“7. That said Mary Jane Calder did, in her lifetime, revoke
said gift as to all of the property described in the plaintiff’s amended complaint, except as to the note and mortgage, and that she did not revoke that portion of the gift.”
As conclusions of law the court found that said gift, made on May 5, 1898, was a gift causa mortis, and was revoked by the donor, in her lifetime, as to the property described in the bill of sale, but that the donor did not revoke said gift as to said note and mortgage, and judgment was entered accordingly, — each party to pay their own costs. The appeal is from that part of the judgment confirming the gift as to the note and mortgage, and from that part refusing costs to the plaintiff.
That the commencement and prosecution of this action was a revocation of the whole of the gift, including the property described in the bill of sale, would appear to be beyond question. The code does not prescribe any particular procedure to accomplish a revocation of a gift causa mortis. It simply declares that “a gift in view of death may be revoked by the giver at any time” (Civ. Code, sec. 1151), and we can conceive of no more emphatic announcement of an intention to revoke the gift and retake possession and control of the property, the subject of the gift, than that here pursued. It is not essential to a revocation that the donor should again acquire the actual possession. If it were so, a revocation could in many cases be defeated.

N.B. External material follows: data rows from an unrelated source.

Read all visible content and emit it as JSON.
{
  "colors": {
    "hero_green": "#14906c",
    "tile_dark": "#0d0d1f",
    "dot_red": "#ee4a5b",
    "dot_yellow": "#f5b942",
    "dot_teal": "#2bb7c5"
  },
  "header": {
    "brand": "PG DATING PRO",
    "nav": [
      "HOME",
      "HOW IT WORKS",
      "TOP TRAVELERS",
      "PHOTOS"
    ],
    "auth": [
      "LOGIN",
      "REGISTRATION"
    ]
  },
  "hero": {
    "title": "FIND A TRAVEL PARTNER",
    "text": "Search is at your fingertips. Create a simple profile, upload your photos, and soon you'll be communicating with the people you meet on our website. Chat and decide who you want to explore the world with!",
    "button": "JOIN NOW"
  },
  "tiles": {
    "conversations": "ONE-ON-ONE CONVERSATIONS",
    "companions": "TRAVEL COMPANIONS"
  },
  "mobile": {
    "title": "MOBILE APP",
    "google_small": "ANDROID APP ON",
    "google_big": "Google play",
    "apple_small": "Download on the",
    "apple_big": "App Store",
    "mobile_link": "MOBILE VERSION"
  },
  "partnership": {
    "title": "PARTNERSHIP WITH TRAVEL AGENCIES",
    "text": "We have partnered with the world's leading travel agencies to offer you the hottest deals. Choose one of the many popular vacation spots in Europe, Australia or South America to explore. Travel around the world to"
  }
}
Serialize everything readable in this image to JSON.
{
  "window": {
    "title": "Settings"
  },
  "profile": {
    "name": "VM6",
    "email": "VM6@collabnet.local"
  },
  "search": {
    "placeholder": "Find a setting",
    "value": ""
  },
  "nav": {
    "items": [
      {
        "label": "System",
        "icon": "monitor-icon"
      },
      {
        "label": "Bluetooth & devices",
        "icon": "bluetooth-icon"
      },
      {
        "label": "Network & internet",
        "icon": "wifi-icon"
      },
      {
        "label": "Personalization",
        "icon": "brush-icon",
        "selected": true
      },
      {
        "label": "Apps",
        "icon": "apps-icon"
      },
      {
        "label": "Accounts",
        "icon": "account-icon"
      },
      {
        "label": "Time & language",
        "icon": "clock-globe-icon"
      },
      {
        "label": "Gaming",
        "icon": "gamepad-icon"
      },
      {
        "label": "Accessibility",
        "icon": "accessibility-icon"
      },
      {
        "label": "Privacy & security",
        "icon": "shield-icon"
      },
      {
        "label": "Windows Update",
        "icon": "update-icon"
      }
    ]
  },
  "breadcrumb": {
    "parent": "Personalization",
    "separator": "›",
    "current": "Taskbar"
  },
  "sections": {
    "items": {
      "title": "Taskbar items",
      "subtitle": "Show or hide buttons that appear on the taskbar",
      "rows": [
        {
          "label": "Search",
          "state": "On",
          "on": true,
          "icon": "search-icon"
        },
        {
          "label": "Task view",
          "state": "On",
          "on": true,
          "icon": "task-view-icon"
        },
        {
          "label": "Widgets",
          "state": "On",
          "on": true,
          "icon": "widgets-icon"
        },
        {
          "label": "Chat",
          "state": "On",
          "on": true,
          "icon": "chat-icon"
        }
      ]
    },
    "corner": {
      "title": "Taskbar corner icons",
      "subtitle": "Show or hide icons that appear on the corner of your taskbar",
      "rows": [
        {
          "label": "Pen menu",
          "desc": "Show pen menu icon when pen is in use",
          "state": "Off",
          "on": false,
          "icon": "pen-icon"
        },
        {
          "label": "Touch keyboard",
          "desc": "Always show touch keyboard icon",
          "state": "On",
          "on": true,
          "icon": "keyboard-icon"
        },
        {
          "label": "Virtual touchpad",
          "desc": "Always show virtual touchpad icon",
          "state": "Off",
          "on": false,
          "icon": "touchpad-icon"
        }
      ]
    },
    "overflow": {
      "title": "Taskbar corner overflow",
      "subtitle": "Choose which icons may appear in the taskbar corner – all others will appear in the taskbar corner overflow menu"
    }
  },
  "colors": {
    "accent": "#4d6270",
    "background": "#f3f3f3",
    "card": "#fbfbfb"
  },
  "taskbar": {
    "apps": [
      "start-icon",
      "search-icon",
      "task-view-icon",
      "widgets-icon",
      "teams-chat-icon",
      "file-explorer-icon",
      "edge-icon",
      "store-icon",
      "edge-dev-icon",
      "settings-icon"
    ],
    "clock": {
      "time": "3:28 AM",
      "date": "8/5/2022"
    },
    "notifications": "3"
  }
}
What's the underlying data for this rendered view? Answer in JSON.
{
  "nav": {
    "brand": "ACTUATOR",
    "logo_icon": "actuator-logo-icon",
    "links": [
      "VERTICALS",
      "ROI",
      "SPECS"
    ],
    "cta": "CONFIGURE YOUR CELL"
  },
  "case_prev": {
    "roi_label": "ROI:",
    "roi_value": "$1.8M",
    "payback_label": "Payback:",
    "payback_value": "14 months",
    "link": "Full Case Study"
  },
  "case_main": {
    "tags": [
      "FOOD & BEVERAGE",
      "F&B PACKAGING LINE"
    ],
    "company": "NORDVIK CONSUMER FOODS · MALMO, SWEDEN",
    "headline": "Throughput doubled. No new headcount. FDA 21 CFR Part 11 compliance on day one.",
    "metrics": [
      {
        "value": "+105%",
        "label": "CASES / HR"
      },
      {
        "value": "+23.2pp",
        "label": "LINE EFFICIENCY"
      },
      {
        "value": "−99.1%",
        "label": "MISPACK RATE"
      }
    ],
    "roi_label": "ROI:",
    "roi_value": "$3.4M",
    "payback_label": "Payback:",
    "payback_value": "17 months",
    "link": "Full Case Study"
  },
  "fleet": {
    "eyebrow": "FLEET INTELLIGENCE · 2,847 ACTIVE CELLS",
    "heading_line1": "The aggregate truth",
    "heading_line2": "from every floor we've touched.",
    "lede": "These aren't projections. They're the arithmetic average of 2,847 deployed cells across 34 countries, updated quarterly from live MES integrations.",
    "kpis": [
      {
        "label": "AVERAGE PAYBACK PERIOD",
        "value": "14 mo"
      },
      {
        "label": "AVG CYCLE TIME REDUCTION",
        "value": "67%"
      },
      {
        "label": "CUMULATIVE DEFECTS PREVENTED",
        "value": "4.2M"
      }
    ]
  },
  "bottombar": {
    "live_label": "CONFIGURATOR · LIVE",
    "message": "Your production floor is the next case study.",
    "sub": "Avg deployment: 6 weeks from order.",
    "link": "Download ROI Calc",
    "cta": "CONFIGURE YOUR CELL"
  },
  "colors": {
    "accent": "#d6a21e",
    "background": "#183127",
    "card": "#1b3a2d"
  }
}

A subsequent will, if it expresses an intention to revoke the gift, will accomplish the revocation, under our code. (See Civ. Code, sec. 1152) The intention of the donor to revoke both gifts, if we may call them two, is here manifested by the same act, and at the same time and in the same manner, and if effectual to revoke the gift as to one part, must be equally so as to the other. The defendants, the donee and her guardian, appeared and demurred to the complaint before the death of the donor, so that even if knowledge, on the part of the donee, of the revocation before the death of the donor were essential, such knowledge was communicated by the service of the summons and complaint. To such action the answer stated no facts sufficient to constitute a defense; and if such action could effect a revocation as to a part of the property, it must operate as a revocation of the gift as to the whole of it It is not necessarily the judgment in the action which operates as a revocation; but the intention to revoke, manifested by bringing and prosecuting the action, is quite sufficient for that purpose. There is neither allegation nor finding
that there was any gift of the note and mortgage after the date of the original gift on May 5th, nor after the defendant’s appearance to this action.
We must therefore regard the finding that Mary Jane Calder did not revoke the gift of the note and mortgage as an erroneous conclusion of law that should be disregarded; and that portion of the judgment relating to said note and mortgage is reversed, with directions to the court below to enter judgment for the plaintiff, canceling the assignment of said note and mortgage and said bill of sale, and that all said property be delivered by the defendants to the plaintiff, as executrix of the last will and testament of said Mary Jane Calder, deceased, and it is so ordered.
Hearing in Bank denied.